Background
Many women living in rural and remote Australia are required to travel large distances to birth in a hospital with maternity facilities, incurring considerable financial, social and emotional burden for them and their families. No studies to date have investigated the use of quantitative fetal fibronectin (qfFN) to predict term labour in asymptomatic pregnant women. A tool which is able to more accurately predict term labour has the potential to guide informed travel decision‐making for women and healthcare professionals in rural and remote Australia.

Aim
The aim of this study is to determine if qfFN can reliably predict term labour in asymptomatic women from rural and remote areas.

Materials and Methods
Thirty‐nine women from rural Australia provided 71 fFN samples between June 2016 and October 2018, from 37 weeks’ gestation, with at least one week between samples for those providing multiple samples. Days from fFN sampling until spontaneous onset of labour were recorded. Using generalised estimating equation modelling we examined the utility of fFN as a predictor for onset of labour at term after adjusting for confounders.

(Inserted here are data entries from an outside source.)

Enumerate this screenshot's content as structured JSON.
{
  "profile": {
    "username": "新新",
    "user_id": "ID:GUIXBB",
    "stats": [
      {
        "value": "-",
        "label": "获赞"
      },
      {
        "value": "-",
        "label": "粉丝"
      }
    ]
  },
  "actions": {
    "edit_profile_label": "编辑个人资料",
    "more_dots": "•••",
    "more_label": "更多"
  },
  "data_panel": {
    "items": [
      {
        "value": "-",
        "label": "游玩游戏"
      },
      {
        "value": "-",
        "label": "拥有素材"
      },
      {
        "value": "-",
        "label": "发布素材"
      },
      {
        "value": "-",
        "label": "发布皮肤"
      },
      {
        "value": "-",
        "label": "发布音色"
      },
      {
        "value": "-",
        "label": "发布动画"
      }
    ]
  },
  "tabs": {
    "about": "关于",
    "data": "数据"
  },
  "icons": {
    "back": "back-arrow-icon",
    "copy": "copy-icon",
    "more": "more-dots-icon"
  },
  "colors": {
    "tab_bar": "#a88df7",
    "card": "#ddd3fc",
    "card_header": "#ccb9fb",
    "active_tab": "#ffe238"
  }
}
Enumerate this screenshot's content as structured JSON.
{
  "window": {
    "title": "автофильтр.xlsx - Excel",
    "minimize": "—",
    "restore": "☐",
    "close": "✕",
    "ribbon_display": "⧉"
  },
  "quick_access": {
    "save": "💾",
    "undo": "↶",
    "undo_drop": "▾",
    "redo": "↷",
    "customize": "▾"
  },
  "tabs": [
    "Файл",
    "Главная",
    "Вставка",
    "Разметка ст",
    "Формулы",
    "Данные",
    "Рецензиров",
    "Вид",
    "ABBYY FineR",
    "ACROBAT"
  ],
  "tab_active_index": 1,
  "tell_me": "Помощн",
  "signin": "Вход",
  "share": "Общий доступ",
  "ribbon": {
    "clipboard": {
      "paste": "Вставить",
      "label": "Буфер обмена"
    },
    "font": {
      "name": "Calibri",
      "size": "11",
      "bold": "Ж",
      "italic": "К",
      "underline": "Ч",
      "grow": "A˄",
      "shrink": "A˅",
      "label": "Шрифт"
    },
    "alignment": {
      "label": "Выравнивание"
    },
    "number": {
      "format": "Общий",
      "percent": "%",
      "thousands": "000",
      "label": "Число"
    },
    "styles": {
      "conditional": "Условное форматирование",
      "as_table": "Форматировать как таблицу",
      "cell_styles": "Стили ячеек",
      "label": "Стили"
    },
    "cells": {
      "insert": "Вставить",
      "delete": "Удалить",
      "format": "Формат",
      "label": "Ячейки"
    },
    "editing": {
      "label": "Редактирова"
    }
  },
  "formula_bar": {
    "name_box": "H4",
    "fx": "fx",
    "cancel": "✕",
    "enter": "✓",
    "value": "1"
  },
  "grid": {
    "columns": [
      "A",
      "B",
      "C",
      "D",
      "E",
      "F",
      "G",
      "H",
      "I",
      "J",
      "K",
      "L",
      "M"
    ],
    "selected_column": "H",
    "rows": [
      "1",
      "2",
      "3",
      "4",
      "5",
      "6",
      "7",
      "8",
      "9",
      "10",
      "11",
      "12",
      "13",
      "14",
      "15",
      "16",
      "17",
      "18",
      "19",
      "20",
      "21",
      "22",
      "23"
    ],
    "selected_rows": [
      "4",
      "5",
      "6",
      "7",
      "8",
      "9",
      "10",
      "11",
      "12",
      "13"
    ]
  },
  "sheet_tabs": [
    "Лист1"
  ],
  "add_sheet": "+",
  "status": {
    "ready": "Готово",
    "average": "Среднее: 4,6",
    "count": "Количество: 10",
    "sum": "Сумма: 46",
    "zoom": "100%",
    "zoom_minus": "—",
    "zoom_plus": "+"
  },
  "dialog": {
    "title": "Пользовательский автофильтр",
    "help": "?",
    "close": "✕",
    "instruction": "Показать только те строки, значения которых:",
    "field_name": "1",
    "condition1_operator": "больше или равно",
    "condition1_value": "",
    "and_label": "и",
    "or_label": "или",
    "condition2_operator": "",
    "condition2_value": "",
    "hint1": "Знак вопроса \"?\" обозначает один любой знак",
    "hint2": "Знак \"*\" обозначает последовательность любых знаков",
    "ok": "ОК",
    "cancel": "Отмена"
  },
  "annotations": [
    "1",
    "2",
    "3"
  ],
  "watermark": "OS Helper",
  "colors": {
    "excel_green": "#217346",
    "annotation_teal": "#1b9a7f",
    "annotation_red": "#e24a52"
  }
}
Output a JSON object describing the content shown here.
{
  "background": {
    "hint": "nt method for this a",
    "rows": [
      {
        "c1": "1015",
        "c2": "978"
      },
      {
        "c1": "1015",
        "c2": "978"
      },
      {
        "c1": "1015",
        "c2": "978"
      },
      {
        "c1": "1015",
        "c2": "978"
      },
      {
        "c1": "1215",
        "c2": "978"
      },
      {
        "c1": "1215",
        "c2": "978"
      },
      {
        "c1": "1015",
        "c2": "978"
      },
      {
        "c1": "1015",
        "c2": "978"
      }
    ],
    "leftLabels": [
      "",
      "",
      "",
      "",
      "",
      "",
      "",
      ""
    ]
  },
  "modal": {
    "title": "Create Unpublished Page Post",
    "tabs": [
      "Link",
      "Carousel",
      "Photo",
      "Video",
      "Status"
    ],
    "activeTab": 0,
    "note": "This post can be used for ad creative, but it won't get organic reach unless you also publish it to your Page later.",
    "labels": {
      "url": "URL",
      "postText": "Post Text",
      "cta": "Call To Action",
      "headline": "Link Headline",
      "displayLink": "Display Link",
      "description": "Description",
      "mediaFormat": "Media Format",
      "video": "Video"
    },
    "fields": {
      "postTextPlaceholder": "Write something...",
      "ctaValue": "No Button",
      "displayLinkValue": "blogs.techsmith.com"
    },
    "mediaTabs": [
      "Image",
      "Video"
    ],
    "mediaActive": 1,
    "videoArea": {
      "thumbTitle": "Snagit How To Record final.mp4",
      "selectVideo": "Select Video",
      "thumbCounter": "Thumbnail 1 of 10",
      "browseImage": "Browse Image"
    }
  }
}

Results
There was a small‐to‐moderate negative correlation (rs −0.27, P < 0.05) between time until labour and fFN. Quantitative fFN was observed to be a significant predictor of time until labour after adjusting for confounding variables (P < 0.001). Conclusion fFN levels may play a role in predicting term labour in rural women; however, future studies with a larger sample size are required to validate the findings of our pilot study.